How Green Are Your State’s Purchasing Practices?
A new benchmarking tool developed by the National Association of State Procurement Officials provides a coast-to-coast picture of states’ efforts to make their purchasing programs more sustainable.
Borrowing information gathered from a recent survey of its members, the National Association of State Procurement Officials created a new tool that will allow central procurement offices in each state to compare their green purchasing policies and procedures against one another.
The State Green Profile Map is a product of NASPO’s Green Purchasing Committee (GPC), whose mission is to identify and share best practices in the area of environmentally preferable purchasing. It currently includes profiles of such programs and activities in 23 states and Washington, DC, with more being added as states complete their surveys. Four states—Alabama, Idaho, Mississippi, and Ohio—reported no green purchasing programs or activities.
Click to enlarge. Image via naspo.org
According NASPO, green purchasing is generally defined as purchasing a product that has a reduced negative effect or an increased positive effect on human health and the environment, when compared to other products that serve a similar purpose. Examples might include sourcing recyclable or reusable products and products that conserve energy or natural resources.
“The GPC envisions that the profiles will be updated regularly in order to ensure the accuracy and relevance of the material,” NASPO said in a statement on its website. “The profiles allow you to easily compare green contracts, [statutes], staff allocations, organizational structures, and other key information across multiple states.”
The map and state profiles are part of a larger effort by NASPO to educate members and their colleagues at state procurement offices on green purchasing practices.
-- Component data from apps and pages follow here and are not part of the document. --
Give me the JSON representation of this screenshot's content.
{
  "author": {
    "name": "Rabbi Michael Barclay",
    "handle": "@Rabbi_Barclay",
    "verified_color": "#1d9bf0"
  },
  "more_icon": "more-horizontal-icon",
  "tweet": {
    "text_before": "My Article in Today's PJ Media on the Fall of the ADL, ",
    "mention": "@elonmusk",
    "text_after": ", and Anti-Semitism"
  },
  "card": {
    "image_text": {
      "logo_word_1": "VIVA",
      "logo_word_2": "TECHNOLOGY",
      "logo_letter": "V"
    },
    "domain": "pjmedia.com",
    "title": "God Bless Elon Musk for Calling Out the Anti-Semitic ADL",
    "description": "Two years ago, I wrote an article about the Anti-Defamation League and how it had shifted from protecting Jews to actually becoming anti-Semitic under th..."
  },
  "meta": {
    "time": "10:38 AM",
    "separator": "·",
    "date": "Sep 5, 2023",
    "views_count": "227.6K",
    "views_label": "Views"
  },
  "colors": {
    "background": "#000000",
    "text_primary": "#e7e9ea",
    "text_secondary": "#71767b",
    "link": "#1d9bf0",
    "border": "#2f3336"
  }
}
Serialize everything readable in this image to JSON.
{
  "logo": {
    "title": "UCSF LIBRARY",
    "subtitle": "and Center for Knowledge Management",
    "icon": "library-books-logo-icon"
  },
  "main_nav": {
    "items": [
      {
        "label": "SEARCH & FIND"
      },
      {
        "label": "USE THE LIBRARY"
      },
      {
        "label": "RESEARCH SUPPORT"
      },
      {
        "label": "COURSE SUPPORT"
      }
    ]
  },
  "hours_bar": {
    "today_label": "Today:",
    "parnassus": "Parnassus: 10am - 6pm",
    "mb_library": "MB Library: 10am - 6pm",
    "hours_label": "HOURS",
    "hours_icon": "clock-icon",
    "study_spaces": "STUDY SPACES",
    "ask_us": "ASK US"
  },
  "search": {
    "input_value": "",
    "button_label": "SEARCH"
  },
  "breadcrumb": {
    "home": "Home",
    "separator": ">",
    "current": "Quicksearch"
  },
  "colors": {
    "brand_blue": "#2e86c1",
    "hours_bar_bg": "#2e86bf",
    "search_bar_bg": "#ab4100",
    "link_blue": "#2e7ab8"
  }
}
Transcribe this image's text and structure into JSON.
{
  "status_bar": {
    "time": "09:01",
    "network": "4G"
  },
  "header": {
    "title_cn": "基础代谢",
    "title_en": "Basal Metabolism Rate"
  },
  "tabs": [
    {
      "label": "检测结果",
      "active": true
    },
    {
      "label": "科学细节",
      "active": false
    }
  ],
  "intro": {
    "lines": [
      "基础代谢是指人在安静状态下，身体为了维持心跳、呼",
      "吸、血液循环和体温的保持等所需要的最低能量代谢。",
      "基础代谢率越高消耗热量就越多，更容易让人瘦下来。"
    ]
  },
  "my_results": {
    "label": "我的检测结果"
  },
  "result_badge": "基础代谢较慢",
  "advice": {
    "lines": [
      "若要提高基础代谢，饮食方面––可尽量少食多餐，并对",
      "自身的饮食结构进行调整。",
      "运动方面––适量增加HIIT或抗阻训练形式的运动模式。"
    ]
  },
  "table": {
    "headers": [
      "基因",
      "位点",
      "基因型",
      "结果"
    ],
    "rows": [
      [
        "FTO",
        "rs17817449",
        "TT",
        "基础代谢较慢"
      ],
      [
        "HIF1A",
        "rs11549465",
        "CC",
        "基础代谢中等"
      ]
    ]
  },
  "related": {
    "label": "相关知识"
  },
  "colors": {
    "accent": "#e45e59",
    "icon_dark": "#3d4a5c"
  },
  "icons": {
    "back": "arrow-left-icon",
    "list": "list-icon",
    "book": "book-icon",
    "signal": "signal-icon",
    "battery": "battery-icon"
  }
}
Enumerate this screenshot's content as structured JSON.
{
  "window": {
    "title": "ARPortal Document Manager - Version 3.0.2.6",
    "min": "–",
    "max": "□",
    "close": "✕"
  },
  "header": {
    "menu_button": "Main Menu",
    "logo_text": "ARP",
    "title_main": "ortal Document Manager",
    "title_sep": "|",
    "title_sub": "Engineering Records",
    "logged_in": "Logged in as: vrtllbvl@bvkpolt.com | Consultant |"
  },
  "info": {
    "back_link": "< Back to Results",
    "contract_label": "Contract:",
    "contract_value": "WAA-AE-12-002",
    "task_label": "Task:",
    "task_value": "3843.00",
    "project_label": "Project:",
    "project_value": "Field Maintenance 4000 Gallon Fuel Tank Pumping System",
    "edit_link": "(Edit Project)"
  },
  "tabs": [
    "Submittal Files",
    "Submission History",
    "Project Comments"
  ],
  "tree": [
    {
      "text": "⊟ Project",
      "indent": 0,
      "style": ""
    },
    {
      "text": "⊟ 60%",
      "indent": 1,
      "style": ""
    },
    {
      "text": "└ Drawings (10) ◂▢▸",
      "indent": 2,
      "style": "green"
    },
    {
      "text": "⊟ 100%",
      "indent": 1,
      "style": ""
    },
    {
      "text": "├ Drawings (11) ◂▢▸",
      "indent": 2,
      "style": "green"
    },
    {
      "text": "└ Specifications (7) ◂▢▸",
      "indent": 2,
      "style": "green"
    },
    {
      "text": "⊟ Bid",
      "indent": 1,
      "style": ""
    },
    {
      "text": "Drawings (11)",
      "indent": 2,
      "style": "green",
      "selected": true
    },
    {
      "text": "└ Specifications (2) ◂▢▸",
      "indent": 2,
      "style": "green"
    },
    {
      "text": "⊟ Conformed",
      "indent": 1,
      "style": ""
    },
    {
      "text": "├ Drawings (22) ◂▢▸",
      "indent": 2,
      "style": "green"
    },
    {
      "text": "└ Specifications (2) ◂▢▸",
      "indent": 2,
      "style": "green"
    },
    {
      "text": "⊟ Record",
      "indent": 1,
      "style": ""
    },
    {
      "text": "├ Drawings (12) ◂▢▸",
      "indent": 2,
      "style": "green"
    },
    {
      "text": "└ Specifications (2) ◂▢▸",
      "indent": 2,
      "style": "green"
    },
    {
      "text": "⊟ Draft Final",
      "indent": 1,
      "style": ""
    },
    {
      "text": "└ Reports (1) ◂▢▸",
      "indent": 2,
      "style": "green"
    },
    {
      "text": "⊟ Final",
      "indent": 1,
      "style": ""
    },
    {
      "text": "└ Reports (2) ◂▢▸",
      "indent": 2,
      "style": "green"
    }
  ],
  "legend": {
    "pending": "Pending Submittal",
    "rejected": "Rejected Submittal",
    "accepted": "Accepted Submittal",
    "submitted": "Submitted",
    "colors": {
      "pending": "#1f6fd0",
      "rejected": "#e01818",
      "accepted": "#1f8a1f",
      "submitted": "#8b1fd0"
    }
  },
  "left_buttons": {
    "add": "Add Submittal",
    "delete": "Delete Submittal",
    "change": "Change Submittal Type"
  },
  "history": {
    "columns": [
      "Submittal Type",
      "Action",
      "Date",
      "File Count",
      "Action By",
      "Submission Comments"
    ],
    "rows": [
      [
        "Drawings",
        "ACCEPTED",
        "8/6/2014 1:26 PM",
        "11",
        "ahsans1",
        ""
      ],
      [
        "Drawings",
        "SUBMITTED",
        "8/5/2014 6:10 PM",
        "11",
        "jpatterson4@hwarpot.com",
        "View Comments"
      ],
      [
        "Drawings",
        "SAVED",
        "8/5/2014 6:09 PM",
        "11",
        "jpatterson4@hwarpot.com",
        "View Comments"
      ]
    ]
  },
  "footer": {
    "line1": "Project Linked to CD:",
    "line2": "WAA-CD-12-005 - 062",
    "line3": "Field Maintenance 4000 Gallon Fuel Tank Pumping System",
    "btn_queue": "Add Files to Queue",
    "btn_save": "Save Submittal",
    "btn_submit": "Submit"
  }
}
That work centers on the NASPO Green Purchasing Guide, a comprehensive report, originally released in 2009 and updated late last year.
“Implementing a green purchasing program is not always simple. Such efforts may be challenged by administrative hurdles, technical barriers, and skepticism from purchasers and product end-users,” the introduction to the report reads. “As a result, NASPO has developed this Green Purchasing Guide for its members and others to use in navigating the sea of information surrounding the adoption of a green purchasing program.”
Major challenges most organizations face in adopting green purchasing programs, according to the guide, include a lack of expertise and difficulty in determining best practices for implementation. NASPO believes the state profiles and map help solve those problems.